> [Your goal]: Could you repeat the records below exactly, leaving the pictures out?

BEGIN

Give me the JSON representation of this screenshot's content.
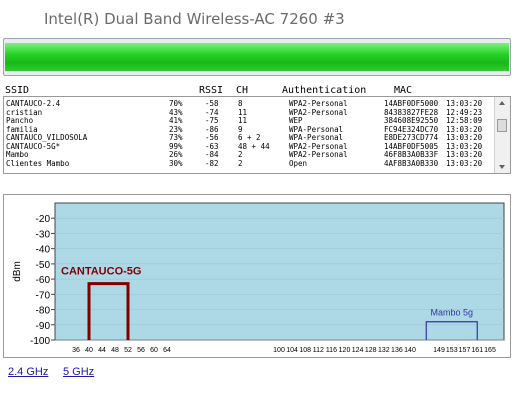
{
  "window": {
    "title": "Intel(R) Dual Band Wireless-AC 7260 #3"
  },
  "signal": {
    "level_percent": 100,
    "color": "#22cc22"
  },
  "table": {
    "headers": {
      "ssid": "SSID",
      "rssi": "RSSI",
      "ch": "CH",
      "auth": "Authentication",
      "mac": "MAC"
    },
    "rows": [
      {
        "ssid": "CANTAUCO-2.4",
        "pct": "70%",
        "rssi": "-58",
        "ch": "8",
        "auth": "WPA2-Personal",
        "mac": "14ABF0DF5000",
        "time": "13:03:20"
      },
      {
        "ssid": "cristian",
        "pct": "43%",
        "rssi": "-74",
        "ch": "11",
        "auth": "WPA2-Personal",
        "mac": "84383827FE28",
        "time": "12:49:23"
      },
      {
        "ssid": "Pancho",
        "pct": "41%",
        "rssi": "-75",
        "ch": "11",
        "auth": "WEP",
        "mac": "384608E92550",
        "time": "12:58:09"
      },
      {
        "ssid": "familia",
        "pct": "23%",
        "rssi": "-86",
        "ch": "9",
        "auth": "WPA-Personal",
        "mac": "FC94E324DC70",
        "time": "13:03:20"
      },
      {
        "ssid": "CANTAUCO_VILDOSOLA",
        "pct": "73%",
        "rssi": "-56",
        "ch": "6 + 2",
        "auth": "WPA-Personal",
        "mac": "E8DE273CD774",
        "time": "13:03:20"
      },
      {
        "ssid": "CANTAUCO-5G*",
        "pct": "99%",
        "rssi": "-63",
        "ch": "48 + 44",
        "auth": "WPA2-Personal",
        "mac": "14ABF0DF5005",
        "time": "13:03:20"
      },
      {
        "ssid": "Mambo",
        "pct": "26%",
        "rssi": "-84",
        "ch": "2",
        "auth": "WPA2-Personal",
        "mac": "46F8B3A0B33F",
        "time": "13:03:20"
      },
      {
        "ssid": "Clientes Mambo",
        "pct": "30%",
        "rssi": "-82",
        "ch": "2",
        "auth": "Open",
        "mac": "4AF8B3A0B330",
        "time": "13:03:20"
      }
    ]
  },
  "chart_data": {
    "type": "area",
    "ylabel": "dBm",
    "ylim": [
      -100,
      -10
    ],
    "y_ticks": [
      "-20",
      "-30",
      "-40",
      "-50",
      "-60",
      "-70",
      "-80",
      "-90",
      "-100"
    ],
    "x_tick_labels": [
      "36",
      "40",
      "44",
      "48",
      "52",
      "56",
      "60",
      "64",
      "100",
      "104",
      "108",
      "112",
      "116",
      "120",
      "124",
      "128",
      "132",
      "136",
      "140",
      "149",
      "153",
      "157",
      "161",
      "165"
    ],
    "x_tick_values": [
      36,
      40,
      44,
      48,
      52,
      56,
      60,
      64,
      100,
      104,
      108,
      112,
      116,
      120,
      124,
      128,
      132,
      136,
      140,
      149,
      153,
      157,
      161,
      165
    ],
    "networks": [
      {
        "name": "CANTAUCO-5G",
        "channel_from": 44,
        "channel_to": 48,
        "rssi": -63,
        "color": "#800000",
        "selected": true
      },
      {
        "name": "Mambo 5g",
        "channel_from": 149,
        "channel_to": 157,
        "rssi": -88,
        "color": "#3333aa",
        "selected": false
      }
    ],
    "plot_bg": "#add8e6",
    "grid": true
  },
  "tabs": [
    {
      "label": "2.4 GHz"
    },
    {
      "label": "5 GHz"
    }
  ]
}
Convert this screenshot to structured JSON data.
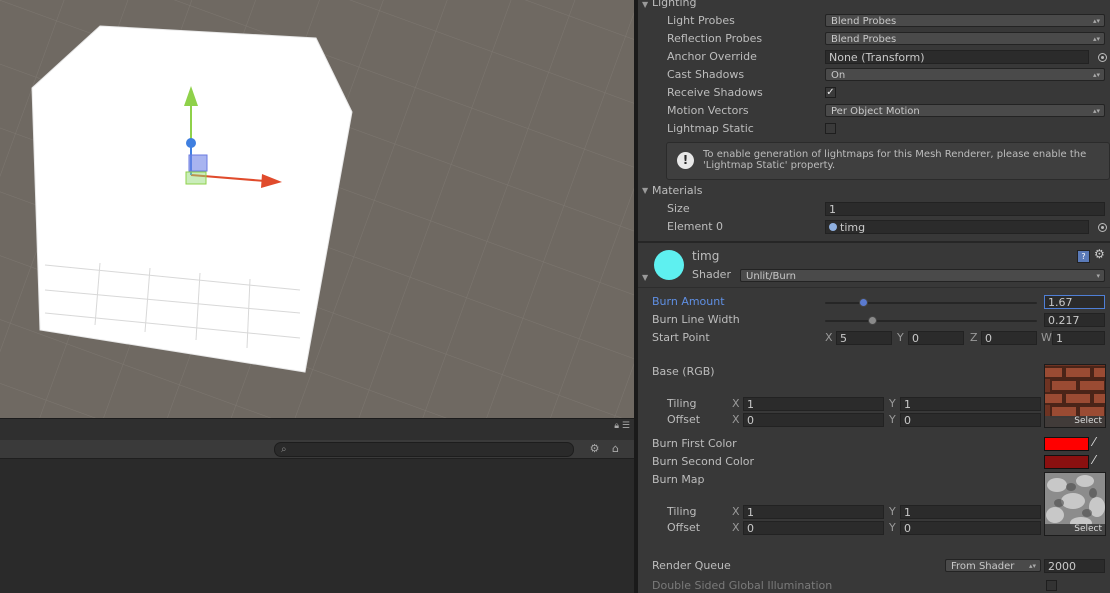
{
  "lighting": {
    "header": "Lighting",
    "light_probes": {
      "label": "Light Probes",
      "value": "Blend Probes"
    },
    "reflection_probes": {
      "label": "Reflection Probes",
      "value": "Blend Probes"
    },
    "anchor_override": {
      "label": "Anchor Override",
      "value": "None (Transform)"
    },
    "cast_shadows": {
      "label": "Cast Shadows",
      "value": "On"
    },
    "receive_shadows": {
      "label": "Receive Shadows",
      "checked": true
    },
    "motion_vectors": {
      "label": "Motion Vectors",
      "value": "Per Object Motion"
    },
    "lightmap_static": {
      "label": "Lightmap Static",
      "checked": false
    },
    "help_text": "To enable generation of lightmaps for this Mesh Renderer, please enable the 'Lightmap Static' property."
  },
  "materials": {
    "header": "Materials",
    "size": {
      "label": "Size",
      "value": "1"
    },
    "element0": {
      "label": "Element 0",
      "value": "timg"
    }
  },
  "material": {
    "name": "timg",
    "shader_label": "Shader",
    "shader_value": "Unlit/Burn",
    "burn_amount": {
      "label": "Burn Amount",
      "value": "1.67",
      "slider": 0.18
    },
    "burn_line_width": {
      "label": "Burn Line Width",
      "value": "0.217",
      "slider": 0.22
    },
    "start_point": {
      "label": "Start Point",
      "x_label": "X",
      "x": "5",
      "y_label": "Y",
      "y": "0",
      "z_label": "Z",
      "z": "0",
      "w_label": "W",
      "w": "1"
    },
    "base": {
      "label": "Base (RGB)",
      "tiling_label": "Tiling",
      "offset_label": "Offset",
      "tiling_x": "1",
      "tiling_y": "1",
      "offset_x": "0",
      "offset_y": "0",
      "select": "Select"
    },
    "burn_first_color": {
      "label": "Burn First Color",
      "color": "#ff0000"
    },
    "burn_second_color": {
      "label": "Burn Second Color",
      "color": "#8b1010"
    },
    "burn_map": {
      "label": "Burn Map",
      "tiling_label": "Tiling",
      "offset_label": "Offset",
      "tiling_x": "1",
      "tiling_y": "1",
      "offset_x": "0",
      "offset_y": "0",
      "select": "Select"
    },
    "render_queue": {
      "label": "Render Queue",
      "dropdown": "From Shader",
      "value": "2000"
    },
    "double_sided": {
      "label": "Double Sided Global Illumination"
    },
    "axis_x": "X",
    "axis_y": "Y"
  },
  "colors": {
    "accent_blue": "#4f7fd6",
    "material_ball": "#5ef0f0"
  }
}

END

> [Exercise response]:
Give me the JSON representation of this screenshot's content.
{
  "window": {
    "title": "Intel(R) Dual Band Wireless-AC 7260 #3"
  },
  "signal": {
    "level_percent": 100,
    "color": "#22cc22"
  },
  "table": {
    "headers": {
      "ssid": "SSID",
      "rssi": "RSSI",
      "ch": "CH",
      "auth": "Authentication",
      "mac": "MAC"
    },
    "rows": [
      {
        "ssid": "CANTAUCO-2.4",
        "pct": "70%",
        "rssi": "-58",
        "ch": "8",
        "auth": "WPA2-Personal",
        "mac": "14ABF0DF5000",
        "time": "13:03:20"
      },
      {
        "ssid": "cristian",
        "pct": "43%",
        "rssi": "-74",
        "ch": "11",
        "auth": "WPA2-Personal",
        "mac": "84383827FE28",
        "time": "12:49:23"
      },
      {
        "ssid": "Pancho",
        "pct": "41%",
        "rssi": "-75",
        "ch": "11",
        "auth": "WEP",
        "mac": "384608E92550",
        "time": "12:58:09"
      },
      {
        "ssid": "familia",
        "pct": "23%",
        "rssi": "-86",
        "ch": "9",
        "auth": "WPA-Personal",
        "mac": "FC94E324DC70",
        "time": "13:03:20"
      },
      {
        "ssid": "CANTAUCO_VILDOSOLA",
        "pct": "73%",
        "rssi": "-56",
        "ch": "6 + 2",
        "auth": "WPA-Personal",
        "mac": "E8DE273CD774",
        "time": "13:03:20"
      },
      {
        "ssid": "CANTAUCO-5G*",
        "pct": "99%",
        "rssi": "-63",
        "ch": "48 + 44",
        "auth": "WPA2-Personal",
        "mac": "14ABF0DF5005",
        "time": "13:03:20"
      },
      {
        "ssid": "Mambo",
        "pct": "26%",
        "rssi": "-84",
        "ch": "2",
        "auth": "WPA2-Personal",
        "mac": "46F8B3A0B33F",
        "time": "13:03:20"
      },
      {
        "ssid": "Clientes Mambo",
        "pct": "30%",
        "rssi": "-82",
        "ch": "2",
        "auth": "Open",
        "mac": "4AF8B3A0B330",
        "time": "13:03:20"
      }
    ]
  },
  "chart_data": {
    "type": "area",
    "ylabel": "dBm",
    "ylim": [
      -100,
      -10
    ],
    "y_ticks": [
      "-20",
      "-30",
      "-40",
      "-50",
      "-60",
      "-70",
      "-80",
      "-90",
      "-100"
    ],
    "x_tick_labels": [
      "36",
      "40",
      "44",
      "48",
      "52",
      "56",
      "60",
      "64",
      "100",
      "104",
      "108",
      "112",
      "116",
      "120",
      "124",
      "128",
      "132",
      "136",
      "140",
      "149",
      "153",
      "157",
      "161",
      "165"
    ],
    "x_tick_values": [
      36,
      40,
      44,
      48,
      52,
      56,
      60,
      64,
      100,
      104,
      108,
      112,
      116,
      120,
      124,
      128,
      132,
      136,
      140,
      149,
      153,
      157,
      161,
      165
    ],
    "networks": [
      {
        "name": "CANTAUCO-5G",
        "channel_from": 44,
        "channel_to": 48,
        "rssi": -63,
        "color": "#800000",
        "selected": true
      },
      {
        "name": "Mambo 5g",
        "channel_from": 149,
        "channel_to": 157,
        "rssi": -88,
        "color": "#3333aa",
        "selected": false
      }
    ],
    "plot_bg": "#add8e6",
    "grid": true
  },
  "tabs": [
    {
      "label": "2.4 GHz"
    },
    {
      "label": "5 GHz"
    }
  ]
}
Convert this screenshot to structured JSON data.
{
  "lighting": {
    "header": "Lighting",
    "light_probes": {
      "label": "Light Probes",
      "value": "Blend Probes"
    },
    "reflection_probes": {
      "label": "Reflection Probes",
      "value": "Blend Probes"
    },
    "anchor_override": {
      "label": "Anchor Override",
      "value": "None (Transform)"
    },
    "cast_shadows": {
      "label": "Cast Shadows",
      "value": "On"
    },
    "receive_shadows": {
      "label": "Receive Shadows",
      "checked": true
    },
    "motion_vectors": {
      "label": "Motion Vectors",
      "value": "Per Object Motion"
    },
    "lightmap_static": {
      "label": "Lightmap Static",
      "checked": false
    },
    "help_text": "To enable generation of lightmaps for this Mesh Renderer, please enable the 'Lightmap Static' property."
  },
  "materials": {
    "header": "Materials",
    "size": {
      "label": "Size",
      "value": "1"
    },
    "element0": {
      "label": "Element 0",
      "value": "timg"
    }
  },
  "material": {
    "name": "timg",
    "shader_label": "Shader",
    "shader_value": "Unlit/Burn",
    "burn_amount": {
      "label": "Burn Amount",
      "value": "1.67",
      "slider": 0.18
    },
    "burn_line_width": {
      "label": "Burn Line Width",
      "value": "0.217",
      "slider": 0.22
    },
    "start_point": {
      "label": "Start Point",
      "x_label": "X",
      "x": "5",
      "y_label": "Y",
      "y": "0",
      "z_label": "Z",
      "z": "0",
      "w_label": "W",
      "w": "1"
    },
    "base": {
      "label": "Base (RGB)",
      "tiling_label": "Tiling",
      "offset_label": "Offset",
      "tiling_x": "1",
      "tiling_y": "1",
      "offset_x": "0",
      "offset_y": "0",
      "select": "Select"
    },
    "burn_first_color": {
      "label": "Burn First Color",
      "color": "#ff0000"
    },
    "burn_second_color": {
      "label": "Burn Second Color",
      "color": "#8b1010"
    },
    "burn_map": {
      "label": "Burn Map",
      "tiling_label": "Tiling",
      "offset_label": "Offset",
      "tiling_x": "1",
      "tiling_y": "1",
      "offset_x": "0",
      "offset_y": "0",
      "select": "Select"
    },
    "render_queue": {
      "label": "Render Queue",
      "dropdown": "From Shader",
      "value": "2000"
    },
    "double_sided": {
      "label": "Double Sided Global Illumination"
    },
    "axis_x": "X",
    "axis_y": "Y"
  },
  "colors": {
    "accent_blue": "#4f7fd6",
    "material_ball": "#5ef0f0"
  }
}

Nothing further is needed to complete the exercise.